--- Exercise goal ---
Your job is to return every line of the listing holding the string "detail".
*** Opening Study material ***
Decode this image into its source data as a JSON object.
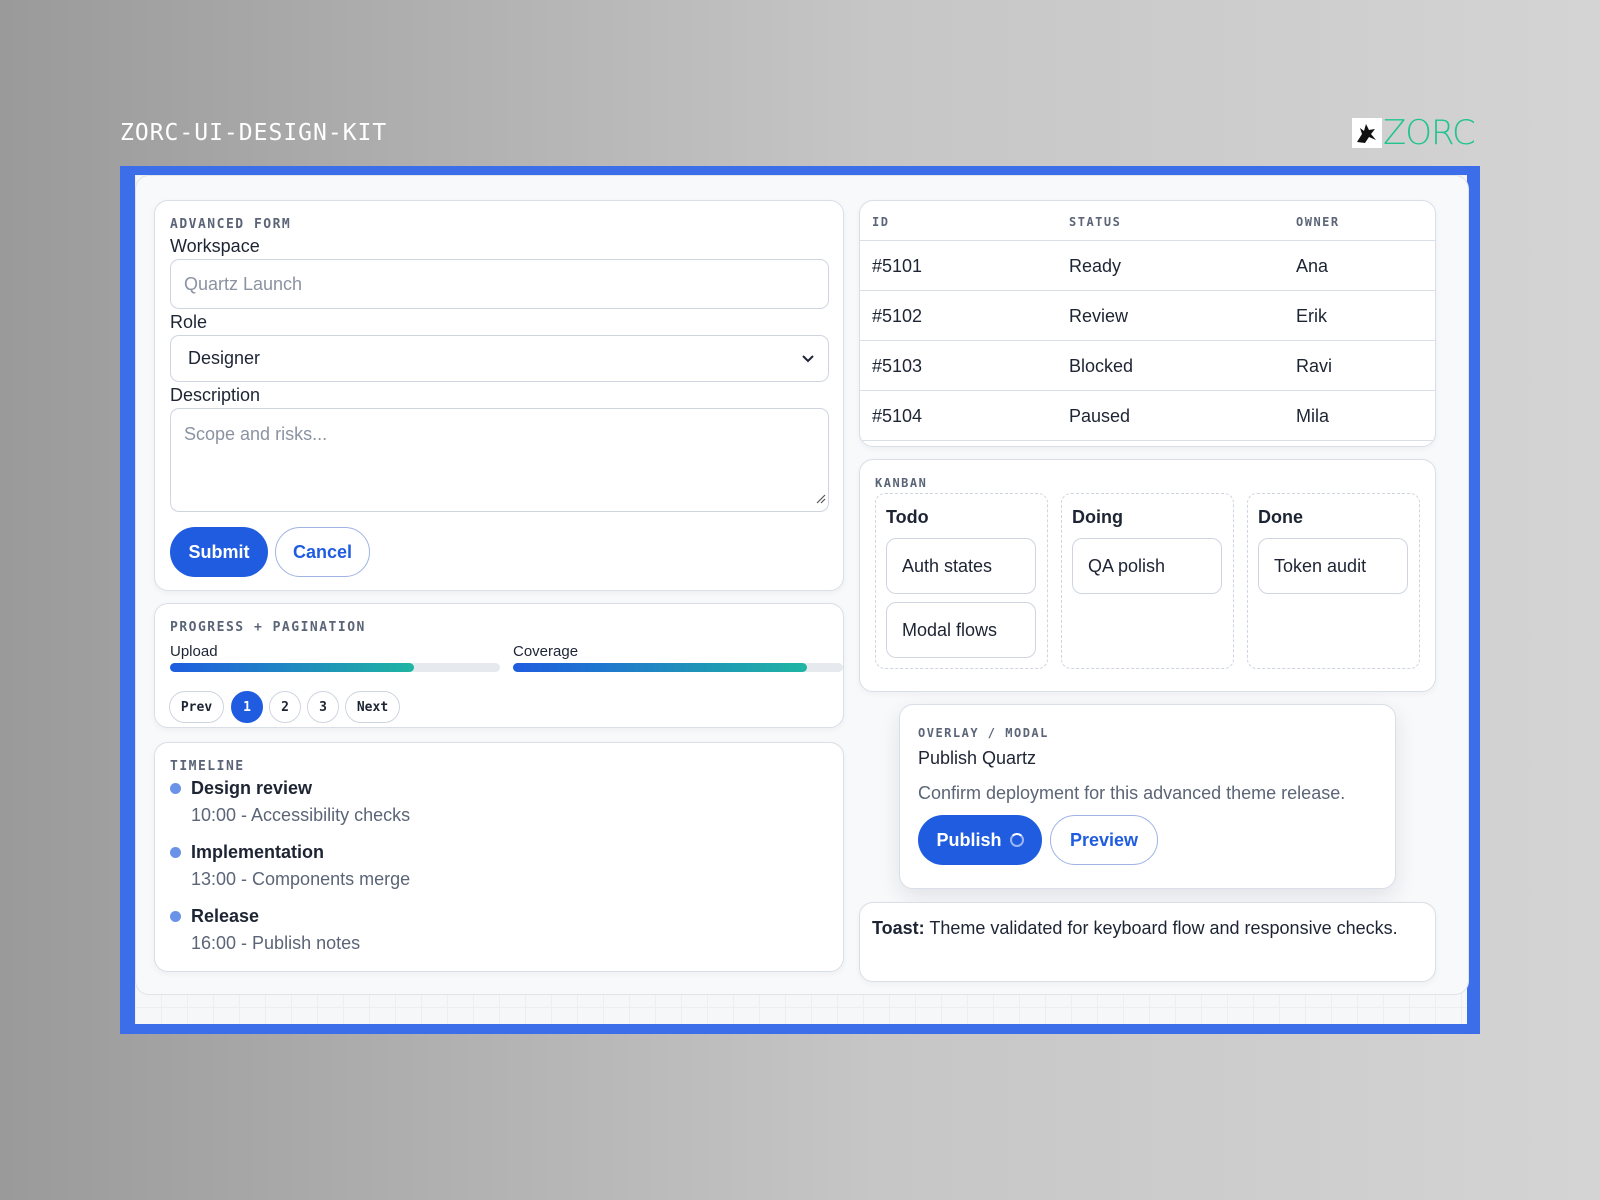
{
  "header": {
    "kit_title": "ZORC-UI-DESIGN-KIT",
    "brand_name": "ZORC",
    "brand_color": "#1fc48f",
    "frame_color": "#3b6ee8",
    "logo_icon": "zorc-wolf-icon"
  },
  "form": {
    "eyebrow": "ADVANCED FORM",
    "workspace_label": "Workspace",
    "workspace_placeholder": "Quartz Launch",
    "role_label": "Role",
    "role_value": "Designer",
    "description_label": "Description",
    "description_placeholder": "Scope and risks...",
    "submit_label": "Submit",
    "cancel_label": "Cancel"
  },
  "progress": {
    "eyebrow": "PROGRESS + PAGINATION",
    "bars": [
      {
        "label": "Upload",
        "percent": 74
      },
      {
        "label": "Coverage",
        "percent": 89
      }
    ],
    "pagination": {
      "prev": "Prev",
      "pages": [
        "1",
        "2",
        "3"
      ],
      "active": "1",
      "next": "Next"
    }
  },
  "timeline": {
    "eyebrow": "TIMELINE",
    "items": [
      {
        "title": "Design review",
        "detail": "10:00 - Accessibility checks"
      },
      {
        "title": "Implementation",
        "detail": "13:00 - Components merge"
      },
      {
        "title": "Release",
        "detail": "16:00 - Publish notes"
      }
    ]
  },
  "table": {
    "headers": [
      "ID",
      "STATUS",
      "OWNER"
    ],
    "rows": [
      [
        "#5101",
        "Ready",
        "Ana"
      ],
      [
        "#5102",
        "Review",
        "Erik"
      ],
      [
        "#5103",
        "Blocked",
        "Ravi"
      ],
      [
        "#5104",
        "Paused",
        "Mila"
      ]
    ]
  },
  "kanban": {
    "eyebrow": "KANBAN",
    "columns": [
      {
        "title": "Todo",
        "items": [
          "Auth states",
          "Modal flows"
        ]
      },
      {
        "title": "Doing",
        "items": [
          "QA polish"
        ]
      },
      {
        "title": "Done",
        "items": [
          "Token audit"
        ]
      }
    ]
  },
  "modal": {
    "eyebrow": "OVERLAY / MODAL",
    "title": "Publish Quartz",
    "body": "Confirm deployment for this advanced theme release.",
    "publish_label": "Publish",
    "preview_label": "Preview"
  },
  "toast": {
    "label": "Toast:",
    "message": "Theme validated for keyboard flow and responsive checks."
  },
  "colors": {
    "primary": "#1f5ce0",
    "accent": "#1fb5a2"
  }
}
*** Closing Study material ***
--- Result ---
        "detail": "10:00 - Accessibility checks"
        "detail": "13:00 - Components merge"
        "detail": "16:00 - Publish notes"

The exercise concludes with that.